Truth: the true or actual state of a matter.
Well nothing complicated about the definition, is there! If only society was equally motivated by getting to the truth of climate change. Yes, I know I’m being naive!
Why my mini-rant?
I’m well in to James Hansen’s book Storms of my Grandchildren and it’s confirming my fears about the issues that are facing mankind now! But more of that later.
What triggered me putting ‘pen to paper’ was a recent report from the Yale forum on climate change and the media. Here’s how it opened,
Scientific Consensus Stronger than Scientists Thought?
Bruce Lieberman May 2, 2012
More than two decades after the Intergovernmental Panel on Climate Change (IPCC) began publishing the latest scientific consensus on the globe’s changing climate, widespread doubts persist in the U.S. over whether there really is widespread agreement among scientists. It’s the primary argument of those who deny basic scientific foundations of warming.
But new and innovative survey results suggest the consensus among scientists might actually be stronger than the scientists themselves had thought.
The battles to define and debunk scientific consensus over climate change science have been fought for years. In 2004, University of California San Diego science historian Naomi Oreskes wrote about a broad consensus she found after studying 928 scientific papers published between 1993 and 2003.
But what I found deeply fascinating was that later on Bruce Lieberman, the report’s author, lists in detail the actual levels of agreement compared to the perceived levels. To make it easier to take in, I have amended the telling differences to italic.
In sum, the newly released poll results identified surprisingly common points of agreement among climate scientists; and yet for each point, those scientists underestimated the amount of agreement among their colleagues. The results:
- Human activity has been the primary cause of increases in global average air and ocean temperatures in the last 250 years. (About 90 percent of respondents agreed with this characterization, but those respondents estimated that less than 80 percent of their scientist colleagues held that view.)

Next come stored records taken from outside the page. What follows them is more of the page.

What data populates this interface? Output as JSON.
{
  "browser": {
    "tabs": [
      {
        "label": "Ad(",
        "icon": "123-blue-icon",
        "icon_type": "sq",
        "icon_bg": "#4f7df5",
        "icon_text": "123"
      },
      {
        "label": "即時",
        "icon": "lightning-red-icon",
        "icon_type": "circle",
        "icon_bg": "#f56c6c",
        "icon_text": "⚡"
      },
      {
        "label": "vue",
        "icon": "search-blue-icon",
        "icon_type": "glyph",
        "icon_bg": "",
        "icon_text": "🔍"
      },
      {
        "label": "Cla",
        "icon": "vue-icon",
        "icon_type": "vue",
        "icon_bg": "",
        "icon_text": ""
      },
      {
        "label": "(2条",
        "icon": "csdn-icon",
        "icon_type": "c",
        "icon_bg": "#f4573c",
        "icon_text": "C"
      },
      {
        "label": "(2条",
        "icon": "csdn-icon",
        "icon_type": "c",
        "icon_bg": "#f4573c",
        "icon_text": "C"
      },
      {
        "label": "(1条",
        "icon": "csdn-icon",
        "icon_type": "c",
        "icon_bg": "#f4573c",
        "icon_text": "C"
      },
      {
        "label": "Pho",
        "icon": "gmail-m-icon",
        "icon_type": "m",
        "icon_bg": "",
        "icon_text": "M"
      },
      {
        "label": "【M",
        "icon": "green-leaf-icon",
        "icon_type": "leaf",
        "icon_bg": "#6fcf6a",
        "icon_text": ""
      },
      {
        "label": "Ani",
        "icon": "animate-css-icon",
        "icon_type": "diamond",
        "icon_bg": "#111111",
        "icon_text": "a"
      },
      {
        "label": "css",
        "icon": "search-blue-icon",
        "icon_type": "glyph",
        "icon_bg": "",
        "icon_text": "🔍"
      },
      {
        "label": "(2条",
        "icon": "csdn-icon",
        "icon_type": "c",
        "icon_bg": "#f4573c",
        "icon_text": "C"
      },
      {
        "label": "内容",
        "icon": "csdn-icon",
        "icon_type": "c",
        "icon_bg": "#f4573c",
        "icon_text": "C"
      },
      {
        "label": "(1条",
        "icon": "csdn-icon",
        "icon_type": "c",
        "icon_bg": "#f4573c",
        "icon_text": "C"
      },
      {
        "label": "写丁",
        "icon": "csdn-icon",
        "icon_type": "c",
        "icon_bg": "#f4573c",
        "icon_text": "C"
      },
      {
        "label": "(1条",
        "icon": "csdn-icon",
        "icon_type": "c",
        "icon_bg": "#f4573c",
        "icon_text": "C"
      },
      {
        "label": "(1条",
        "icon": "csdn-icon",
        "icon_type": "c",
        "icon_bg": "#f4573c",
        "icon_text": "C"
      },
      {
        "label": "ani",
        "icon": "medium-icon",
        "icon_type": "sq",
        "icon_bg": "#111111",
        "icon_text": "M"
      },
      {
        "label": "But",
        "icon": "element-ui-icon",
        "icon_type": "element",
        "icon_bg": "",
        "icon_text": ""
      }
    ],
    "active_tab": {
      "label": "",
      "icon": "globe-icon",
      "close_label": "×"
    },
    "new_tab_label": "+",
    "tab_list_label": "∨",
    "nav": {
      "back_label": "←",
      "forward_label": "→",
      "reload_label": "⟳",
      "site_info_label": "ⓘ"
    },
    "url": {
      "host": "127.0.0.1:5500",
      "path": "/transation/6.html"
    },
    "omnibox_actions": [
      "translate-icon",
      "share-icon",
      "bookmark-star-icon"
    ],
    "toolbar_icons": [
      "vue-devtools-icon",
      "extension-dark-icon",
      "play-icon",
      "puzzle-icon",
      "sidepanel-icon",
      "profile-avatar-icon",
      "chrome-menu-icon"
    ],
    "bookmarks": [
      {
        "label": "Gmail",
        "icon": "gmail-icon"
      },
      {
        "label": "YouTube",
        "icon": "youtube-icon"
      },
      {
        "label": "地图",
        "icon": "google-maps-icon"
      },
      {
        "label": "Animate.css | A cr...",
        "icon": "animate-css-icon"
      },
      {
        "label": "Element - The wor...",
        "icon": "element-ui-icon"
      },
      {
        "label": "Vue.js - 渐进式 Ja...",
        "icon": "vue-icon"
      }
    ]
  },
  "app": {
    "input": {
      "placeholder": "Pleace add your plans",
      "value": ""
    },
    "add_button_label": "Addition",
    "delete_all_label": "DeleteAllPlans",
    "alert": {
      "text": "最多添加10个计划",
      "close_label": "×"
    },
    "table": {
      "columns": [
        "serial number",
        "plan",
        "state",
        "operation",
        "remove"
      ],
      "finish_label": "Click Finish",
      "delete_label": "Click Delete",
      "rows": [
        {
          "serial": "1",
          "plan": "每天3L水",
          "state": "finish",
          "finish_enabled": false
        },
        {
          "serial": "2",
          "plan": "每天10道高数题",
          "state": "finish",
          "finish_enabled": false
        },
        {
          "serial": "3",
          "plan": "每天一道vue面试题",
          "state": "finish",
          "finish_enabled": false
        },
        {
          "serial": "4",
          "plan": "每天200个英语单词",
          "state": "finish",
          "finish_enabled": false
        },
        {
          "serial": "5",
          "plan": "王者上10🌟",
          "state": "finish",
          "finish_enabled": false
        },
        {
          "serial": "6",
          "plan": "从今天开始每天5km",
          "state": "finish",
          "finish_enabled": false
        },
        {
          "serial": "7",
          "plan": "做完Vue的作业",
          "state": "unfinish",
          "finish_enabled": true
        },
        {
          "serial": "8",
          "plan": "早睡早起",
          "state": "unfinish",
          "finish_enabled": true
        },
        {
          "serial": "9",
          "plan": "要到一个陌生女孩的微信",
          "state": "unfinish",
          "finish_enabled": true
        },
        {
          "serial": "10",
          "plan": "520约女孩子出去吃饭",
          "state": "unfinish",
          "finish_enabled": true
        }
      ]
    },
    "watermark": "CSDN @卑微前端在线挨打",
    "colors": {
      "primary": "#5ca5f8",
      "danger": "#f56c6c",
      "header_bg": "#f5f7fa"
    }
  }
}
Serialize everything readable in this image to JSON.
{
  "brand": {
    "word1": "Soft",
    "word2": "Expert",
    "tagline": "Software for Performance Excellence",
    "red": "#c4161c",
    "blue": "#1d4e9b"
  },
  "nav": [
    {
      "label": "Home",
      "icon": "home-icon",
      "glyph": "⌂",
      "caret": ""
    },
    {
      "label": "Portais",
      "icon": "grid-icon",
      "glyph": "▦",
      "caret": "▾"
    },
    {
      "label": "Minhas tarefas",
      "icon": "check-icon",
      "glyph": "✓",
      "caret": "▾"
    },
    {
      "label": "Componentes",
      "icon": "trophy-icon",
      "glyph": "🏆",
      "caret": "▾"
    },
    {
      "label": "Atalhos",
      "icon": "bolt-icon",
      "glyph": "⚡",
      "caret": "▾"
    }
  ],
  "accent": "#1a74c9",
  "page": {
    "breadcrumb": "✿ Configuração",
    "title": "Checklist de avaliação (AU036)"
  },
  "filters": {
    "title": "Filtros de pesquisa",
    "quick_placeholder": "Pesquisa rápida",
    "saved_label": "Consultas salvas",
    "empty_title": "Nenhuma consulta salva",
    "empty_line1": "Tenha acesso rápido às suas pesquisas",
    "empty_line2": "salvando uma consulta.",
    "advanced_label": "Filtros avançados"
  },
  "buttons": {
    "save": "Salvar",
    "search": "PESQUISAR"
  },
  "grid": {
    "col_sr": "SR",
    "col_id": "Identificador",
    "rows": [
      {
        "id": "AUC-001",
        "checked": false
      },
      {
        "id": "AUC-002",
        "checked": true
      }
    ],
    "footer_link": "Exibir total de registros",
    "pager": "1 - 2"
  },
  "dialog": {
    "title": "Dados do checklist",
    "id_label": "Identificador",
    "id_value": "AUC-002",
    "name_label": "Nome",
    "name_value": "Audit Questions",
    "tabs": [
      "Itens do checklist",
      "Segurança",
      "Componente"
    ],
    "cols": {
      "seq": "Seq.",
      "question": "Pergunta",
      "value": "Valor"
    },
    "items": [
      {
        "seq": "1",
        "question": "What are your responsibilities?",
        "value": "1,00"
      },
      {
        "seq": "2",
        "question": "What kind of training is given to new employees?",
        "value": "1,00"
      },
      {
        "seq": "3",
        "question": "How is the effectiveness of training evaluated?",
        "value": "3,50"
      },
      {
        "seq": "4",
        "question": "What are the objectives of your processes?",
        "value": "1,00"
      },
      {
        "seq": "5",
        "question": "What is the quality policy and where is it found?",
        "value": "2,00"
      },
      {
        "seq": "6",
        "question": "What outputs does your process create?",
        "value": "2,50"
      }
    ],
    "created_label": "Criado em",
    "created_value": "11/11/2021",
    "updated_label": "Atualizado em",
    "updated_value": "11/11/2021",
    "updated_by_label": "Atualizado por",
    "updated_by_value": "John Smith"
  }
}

- If governmental policies do not change, the CO2 concentration in the atmosphere will exceed 550 parts per million between 2050 and 2059. (More than 30 percent agreed, but those respondents estimated that just over 20 percent of their peers held that view.)
- If and when atmospheric CO2 concentrations reach 550 ppm, the increase in global average surface temperature relative to the year 2000 will be 2-3 degrees Celsius, or 3.2-4.8 F. (More than 40 percent agreed, but those respondents estimated that less than 30 percent held that view.)
- If governmental policies do not change, in the year 2050, the increase in global average surface temperature relative to the year 2000 will be 1.5-2 degrees Celsius, or 2.4-3.2 F). (More than 35 percent agreed, but those respondents estimated that just over 30 percent held that view.)
- The likelihood that global average sea level will rise more during this century than the highest level given in the 2007 assessment of the IPCC (0.59 meters, 23.2 inches) is more than 90 percent. (More than 30 percent agreed, but those respondents estimated that less than 20 percent held that view.)
- Since 1851, the U.S. has experienced an average of six major hurricane landfalls (> 111 mph) per decade. The total number of major hurricane landfalls in the U.S. from 2011-2020 will be seven to eight. (Nearly 60 percent agreed, but those respondents estimated that just over 30 percent held that view.)
- The total number of major hurricane landfalls in the U.S. from 2041 to 2050 will be seven to eight. (About 35 percent agreed, but those respondents estimated that less than 30 percent held that view.)
- Given increasing levels of human activity, the concentration of CO2 in the atmosphere can be kept below 550 ppm with current technology — but only with changes in government policy. (Nearly 70 percent agreed, but those respondents estimated that just over 50 percent held that view.)
Now back to Hansen’s book. Here’s what Hansen writes starting on p.144,
Sea level rise is one of the two climate impacts that I believe should be at the top of the list that defines what is “dangerous,” on any time scale that humanity can imagine. Ice sheets take thousands of years to build up from snowfall. Reasonable “adaptation” to a large sea level rise is nearly impossible, because once ice sheets begin to rapidly disintegrate, sea level would be continually changing for centuries. Coastal cities would become impractical to maintain.
The other climate change impact at the top of my “dangerous” list is extermination of species. Human activities already have increased the rate of species extinctions far above the natural level. Extinctions are occurring as humans take over more and more of the habitat of animal and plant species. We deforest large regions, replace biologically diverse grasslands and forests with monoculture crops, and introduce foreign, invasive animal and plant species that sometimes wipe out the native ones.
Hansen points out that about a billion people live at elevations less than 25 metres (81 feet).
I included a short video of James Hansen in a Learning from Dogs Post just a few days ago. You’ll find it here – go and watch it – and think about the truth!
Men stumble over the truth from time to time, but most pick themselves up and hurry off as if nothing happened.– Winston Churchill